Every line of the material is to be repeated exactly as it stands.

→ **SUPPLIED RECORDS**
= = = = =

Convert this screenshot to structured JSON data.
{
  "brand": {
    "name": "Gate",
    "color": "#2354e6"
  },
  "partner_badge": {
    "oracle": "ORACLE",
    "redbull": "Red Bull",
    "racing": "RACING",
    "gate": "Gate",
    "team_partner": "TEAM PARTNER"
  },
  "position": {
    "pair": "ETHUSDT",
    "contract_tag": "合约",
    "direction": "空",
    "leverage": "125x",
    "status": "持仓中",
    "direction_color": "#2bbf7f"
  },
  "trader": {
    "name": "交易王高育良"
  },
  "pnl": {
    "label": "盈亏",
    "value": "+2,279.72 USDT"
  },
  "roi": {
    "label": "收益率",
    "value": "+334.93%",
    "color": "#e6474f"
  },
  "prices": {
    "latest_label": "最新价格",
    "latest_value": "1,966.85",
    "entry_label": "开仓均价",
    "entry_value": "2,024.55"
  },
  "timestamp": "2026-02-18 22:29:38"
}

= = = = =

→ **WORKED SOLUTION**
Convert this screenshot to structured JSON data.
{
  "brand": {
    "name": "Gate",
    "color": "#2354e6"
  },
  "partner_badge": {
    "oracle": "ORACLE",
    "redbull": "Red Bull",
    "racing": "RACING",
    "gate": "Gate",
    "team_partner": "TEAM PARTNER"
  },
  "position": {
    "pair": "ETHUSDT",
    "contract_tag": "合约",
    "direction": "空",
    "leverage": "125x",
    "status": "持仓中",
    "direction_color": "#2bbf7f"
  },
  "trader": {
    "name": "交易王高育良"
  },
  "pnl": {
    "label": "盈亏",
    "value": "+2,279.72 USDT"
  },
  "roi": {
    "label": "收益率",
    "value": "+334.93%",
    "color": "#e6474f"
  },
  "prices": {
    "latest_label": "最新价格",
    "latest_value": "1,966.85",
    "entry_label": "开仓均价",
    "entry_value": "2,024.55"
  },
  "timestamp": "2026-02-18 22:29:38"
}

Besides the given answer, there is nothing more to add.